Economic Review and Outlook
The current economic expansion is the second longest in history. It has been a slow but steady expansion and recently growth has picked up. The U.S. economy grew 4.2% during the second quarter, well above the 2.3% average growth rate during this expansion. Tax reform, higher government spending, and increased exports helped to boost growth which looks likely to remain above average for the next couple of quarters. After that, structural limitations including weak productivity and labor force dynamics will likely slow growth to 2% or less. While there are numerous signs that we are late in the economic cycle, most economists don’t see an imminent threat of recession. However, economists are notoriously bad at forecasting recessions, so we shouldn’t count on them to predict the next recession!
The labor market continues to be an area of strength for the economy. The latest unemployment rate is 3.7% and if the economy keeps growing it could reach its lowest level since the 1950s by year end. The chart below is another way to view the job market. It compares the ratio of people who are unemployed to job openings. Currently, the ratio is below one which means there are more job openings than people who are unemployed! While that may seem hard to imagine, if you have been trying to hire, you can understand how challenging it is.
The tightening job market is also an indication of being late in the economic cycle. So far, wage growth has remained muted, but if economic growth remains solid, that could lead to higher wage growth which could reduce corporate profits or lead to higher inflation.
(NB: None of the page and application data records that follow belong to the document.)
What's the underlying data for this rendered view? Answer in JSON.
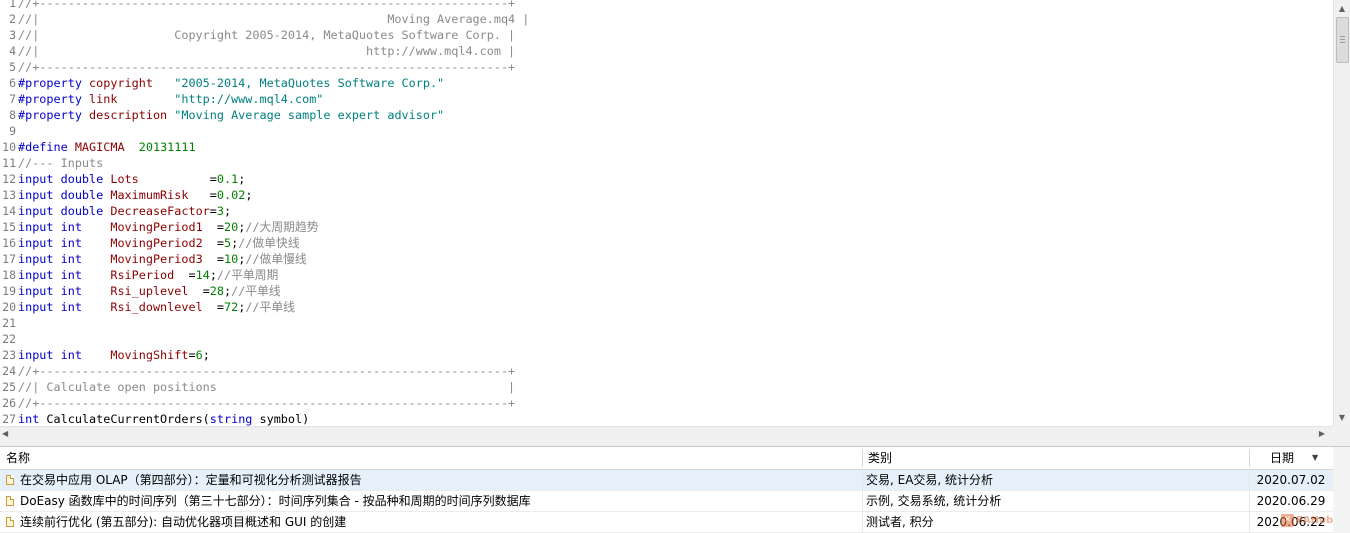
{
  "editor": {
    "lines": [
      {
        "n": "1",
        "t": [
          {
            "c": "comment",
            "v": "//+------------------------------------------------------------------+"
          }
        ]
      },
      {
        "n": "2",
        "t": [
          {
            "c": "comment",
            "v": "//|                                                 Moving Average.mq4 |"
          }
        ]
      },
      {
        "n": "3",
        "t": [
          {
            "c": "comment",
            "v": "//|                   Copyright 2005-2014, MetaQuotes Software Corp. |"
          }
        ]
      },
      {
        "n": "4",
        "t": [
          {
            "c": "comment",
            "v": "//|                                              http://www.mql4.com |"
          }
        ]
      },
      {
        "n": "5",
        "t": [
          {
            "c": "comment",
            "v": "//+------------------------------------------------------------------+"
          }
        ]
      },
      {
        "n": "6",
        "t": [
          {
            "c": "prep",
            "v": "#property "
          },
          {
            "c": "name",
            "v": "copyright   "
          },
          {
            "c": "str",
            "v": "\"2005-2014, MetaQuotes Software Corp.\""
          }
        ]
      },
      {
        "n": "7",
        "t": [
          {
            "c": "prep",
            "v": "#property "
          },
          {
            "c": "name",
            "v": "link        "
          },
          {
            "c": "str",
            "v": "\"http://www.mql4.com\""
          }
        ]
      },
      {
        "n": "8",
        "t": [
          {
            "c": "prep",
            "v": "#property "
          },
          {
            "c": "name",
            "v": "description "
          },
          {
            "c": "str",
            "v": "\"Moving Average sample expert advisor\""
          }
        ]
      },
      {
        "n": "9",
        "t": []
      },
      {
        "n": "10",
        "t": [
          {
            "c": "prep",
            "v": "#define "
          },
          {
            "c": "name",
            "v": "MAGICMA"
          },
          {
            "c": "plain",
            "v": "  "
          },
          {
            "c": "num",
            "v": "20131111"
          }
        ]
      },
      {
        "n": "11",
        "t": [
          {
            "c": "comment",
            "v": "//--- Inputs"
          }
        ]
      },
      {
        "n": "12",
        "t": [
          {
            "c": "kw",
            "v": "input double "
          },
          {
            "c": "name",
            "v": "Lots          "
          },
          {
            "c": "plain",
            "v": "="
          },
          {
            "c": "num",
            "v": "0.1"
          },
          {
            "c": "plain",
            "v": ";"
          }
        ]
      },
      {
        "n": "13",
        "t": [
          {
            "c": "kw",
            "v": "input double "
          },
          {
            "c": "name",
            "v": "MaximumRisk   "
          },
          {
            "c": "plain",
            "v": "="
          },
          {
            "c": "num",
            "v": "0.02"
          },
          {
            "c": "plain",
            "v": ";"
          }
        ]
      },
      {
        "n": "14",
        "t": [
          {
            "c": "kw",
            "v": "input double "
          },
          {
            "c": "name",
            "v": "DecreaseFactor"
          },
          {
            "c": "plain",
            "v": "="
          },
          {
            "c": "num",
            "v": "3"
          },
          {
            "c": "plain",
            "v": ";"
          }
        ]
      },
      {
        "n": "15",
        "t": [
          {
            "c": "kw",
            "v": "input int    "
          },
          {
            "c": "name",
            "v": "MovingPeriod1  "
          },
          {
            "c": "plain",
            "v": "="
          },
          {
            "c": "num",
            "v": "20"
          },
          {
            "c": "plain",
            "v": ";"
          },
          {
            "c": "comment",
            "v": "//大周期趋势"
          }
        ]
      },
      {
        "n": "16",
        "t": [
          {
            "c": "kw",
            "v": "input int    "
          },
          {
            "c": "name",
            "v": "MovingPeriod2  "
          },
          {
            "c": "plain",
            "v": "="
          },
          {
            "c": "num",
            "v": "5"
          },
          {
            "c": "plain",
            "v": ";"
          },
          {
            "c": "comment",
            "v": "//做单快线"
          }
        ]
      },
      {
        "n": "17",
        "t": [
          {
            "c": "kw",
            "v": "input int    "
          },
          {
            "c": "name",
            "v": "MovingPeriod3  "
          },
          {
            "c": "plain",
            "v": "="
          },
          {
            "c": "num",
            "v": "10"
          },
          {
            "c": "plain",
            "v": ";"
          },
          {
            "c": "comment",
            "v": "//做单慢线"
          }
        ]
      },
      {
        "n": "18",
        "t": [
          {
            "c": "kw",
            "v": "input int    "
          },
          {
            "c": "name",
            "v": "RsiPeriod  "
          },
          {
            "c": "plain",
            "v": "="
          },
          {
            "c": "num",
            "v": "14"
          },
          {
            "c": "plain",
            "v": ";"
          },
          {
            "c": "comment",
            "v": "//平单周期"
          }
        ]
      },
      {
        "n": "19",
        "t": [
          {
            "c": "kw",
            "v": "input int    "
          },
          {
            "c": "name",
            "v": "Rsi_uplevel  "
          },
          {
            "c": "plain",
            "v": "="
          },
          {
            "c": "num",
            "v": "28"
          },
          {
            "c": "plain",
            "v": ";"
          },
          {
            "c": "comment",
            "v": "//平单线"
          }
        ]
      },
      {
        "n": "20",
        "t": [
          {
            "c": "kw",
            "v": "input int    "
          },
          {
            "c": "name",
            "v": "Rsi_downlevel  "
          },
          {
            "c": "plain",
            "v": "="
          },
          {
            "c": "num",
            "v": "72"
          },
          {
            "c": "plain",
            "v": ";"
          },
          {
            "c": "comment",
            "v": "//平单线"
          }
        ]
      },
      {
        "n": "21",
        "t": []
      },
      {
        "n": "22",
        "t": []
      },
      {
        "n": "23",
        "t": [
          {
            "c": "kw",
            "v": "input int    "
          },
          {
            "c": "name",
            "v": "MovingShift"
          },
          {
            "c": "plain",
            "v": "="
          },
          {
            "c": "num",
            "v": "6"
          },
          {
            "c": "plain",
            "v": ";"
          }
        ]
      },
      {
        "n": "24",
        "t": [
          {
            "c": "comment",
            "v": "//+------------------------------------------------------------------+"
          }
        ]
      },
      {
        "n": "25",
        "t": [
          {
            "c": "comment",
            "v": "//| Calculate open positions                                         |"
          }
        ]
      },
      {
        "n": "26",
        "t": [
          {
            "c": "comment",
            "v": "//+------------------------------------------------------------------+"
          }
        ]
      },
      {
        "n": "27",
        "t": [
          {
            "c": "kw",
            "v": "int "
          },
          {
            "c": "plain",
            "v": "CalculateCurrentOrders("
          },
          {
            "c": "kw",
            "v": "string "
          },
          {
            "c": "plain",
            "v": "symbol)"
          }
        ]
      }
    ]
  },
  "articles": {
    "columns": {
      "name": "名称",
      "category": "类别",
      "date": "日期"
    },
    "rows": [
      {
        "name": "在交易中应用 OLAP（第四部分）：定量和可视化分析测试器报告",
        "category": "交易, EA交易, 统计分析",
        "date": "2020.07.02",
        "selected": true
      },
      {
        "name": "DoEasy 函数库中的时间序列（第三十七部分）：时间序列集合 - 按品种和周期的时间序列数据库",
        "category": "示例, 交易系统, 统计分析",
        "date": "2020.06.29",
        "selected": false
      },
      {
        "name": "连续前行优化 (第五部分): 自动优化器项目概述和 GUI 的创建",
        "category": "测试者, 积分",
        "date": "2020.06.22",
        "selected": false
      }
    ]
  },
  "watermark": {
    "text": "EAHub"
  },
  "colors": {
    "keyword": "#0000c8",
    "identifier": "#8b0000",
    "string": "#008080",
    "number": "#008000",
    "comment": "#8a8a8a",
    "selected_row": "#e5f0fb"
  }
}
As investors review their portfolios, it is tempting to add to the areas that have been doing the best recently, especially U.S. growth stocks, and in turn reduce the areas that are lagging or don’t seem to be doing much. That’s often an effective strategy in business. But investing is different. When one segment of the market is outperforming, it is getting more and more expensive, and future expected returns are going lower and lower. The lagging segment is getting cheaper and cheaper, and future expected returns are increasing. There is no way to know when the cycle will turn and when alternatives and bonds will outperform stocks, when international stocks will outperform U.S. stocks, or when value will outperform growth. Nothing magical happened in March of 2000 that made it obvious the stock market would take seven years to reach new highs, nor will anything special happen when the current bull market eventually hits its peak. Instead, investors need to recognize that at some point stocks will go down, and certain areas of the market and strategies that have not done as well will likely become outperformers on the downside. This is exactly how diversification is supposed to work and why it is important to not lose sight of this in a market dominated by high flying U.S. growth stocks.
The statements and opinions expressed herein are subject to change without notice based on market and other conditions. The information provided is for informational purposes only and should not be construed as investment or legal opinion. Please consult a tax or financial advisor with questions about your specific situation.